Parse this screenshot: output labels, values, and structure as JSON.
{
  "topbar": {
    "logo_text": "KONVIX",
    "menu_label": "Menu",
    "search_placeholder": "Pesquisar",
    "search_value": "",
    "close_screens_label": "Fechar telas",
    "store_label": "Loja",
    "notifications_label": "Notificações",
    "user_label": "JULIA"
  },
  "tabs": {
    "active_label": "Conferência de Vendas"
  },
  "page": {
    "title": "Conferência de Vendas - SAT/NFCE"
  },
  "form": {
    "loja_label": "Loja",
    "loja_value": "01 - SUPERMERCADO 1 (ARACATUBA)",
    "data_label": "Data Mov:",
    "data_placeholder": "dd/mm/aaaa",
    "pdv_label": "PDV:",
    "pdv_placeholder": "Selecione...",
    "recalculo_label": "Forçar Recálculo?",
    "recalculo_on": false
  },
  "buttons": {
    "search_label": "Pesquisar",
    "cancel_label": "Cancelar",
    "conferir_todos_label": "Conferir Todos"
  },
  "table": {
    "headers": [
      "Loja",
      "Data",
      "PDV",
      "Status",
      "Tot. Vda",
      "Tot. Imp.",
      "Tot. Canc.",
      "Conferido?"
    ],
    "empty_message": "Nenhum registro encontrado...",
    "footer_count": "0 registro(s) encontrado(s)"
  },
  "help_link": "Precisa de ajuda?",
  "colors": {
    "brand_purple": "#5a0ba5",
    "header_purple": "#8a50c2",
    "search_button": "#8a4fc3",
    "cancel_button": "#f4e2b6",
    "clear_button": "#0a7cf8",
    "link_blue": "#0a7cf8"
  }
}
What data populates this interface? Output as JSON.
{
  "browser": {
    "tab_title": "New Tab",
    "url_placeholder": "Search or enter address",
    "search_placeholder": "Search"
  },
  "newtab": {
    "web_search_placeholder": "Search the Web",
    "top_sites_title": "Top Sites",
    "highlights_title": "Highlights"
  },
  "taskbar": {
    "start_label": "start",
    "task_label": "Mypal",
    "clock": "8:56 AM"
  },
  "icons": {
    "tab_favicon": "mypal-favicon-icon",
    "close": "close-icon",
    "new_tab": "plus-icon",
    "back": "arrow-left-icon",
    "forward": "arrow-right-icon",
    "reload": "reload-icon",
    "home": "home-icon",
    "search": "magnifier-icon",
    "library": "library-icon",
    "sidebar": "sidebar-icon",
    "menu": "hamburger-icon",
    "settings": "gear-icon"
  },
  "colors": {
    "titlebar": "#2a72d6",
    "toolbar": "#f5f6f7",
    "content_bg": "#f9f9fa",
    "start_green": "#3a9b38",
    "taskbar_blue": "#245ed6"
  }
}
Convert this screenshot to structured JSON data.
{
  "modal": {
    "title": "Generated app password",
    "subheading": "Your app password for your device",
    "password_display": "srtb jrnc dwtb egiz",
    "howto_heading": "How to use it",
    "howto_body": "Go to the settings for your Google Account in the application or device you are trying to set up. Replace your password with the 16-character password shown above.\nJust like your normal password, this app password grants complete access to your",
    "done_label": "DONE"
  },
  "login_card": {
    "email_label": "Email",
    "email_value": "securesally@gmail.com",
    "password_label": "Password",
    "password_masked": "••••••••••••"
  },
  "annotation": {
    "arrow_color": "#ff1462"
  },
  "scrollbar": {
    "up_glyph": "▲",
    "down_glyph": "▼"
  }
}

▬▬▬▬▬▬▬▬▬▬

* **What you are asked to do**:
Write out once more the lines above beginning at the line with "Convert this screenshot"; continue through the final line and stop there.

* **Exercise response**:
Convert this screenshot to structured JSON data.
{
  "modal": {
    "title": "Generated app password",
    "subheading": "Your app password for your device",
    "password_display": "srtb jrnc dwtb egiz",
    "howto_heading": "How to use it",
    "howto_body": "Go to the settings for your Google Account in the application or device you are trying to set up. Replace your password with the 16-character password shown above.\nJust like your normal password, this app password grants complete access to your",
    "done_label": "DONE"
  },
  "login_card": {
    "email_label": "Email",
    "email_value": "securesally@gmail.com",
    "password_label": "Password",
    "password_masked": "••••••••••••"
  },
  "annotation": {
    "arrow_color": "#ff1462"
  },
  "scrollbar": {
    "up_glyph": "▲",
    "down_glyph": "▼"
  }
}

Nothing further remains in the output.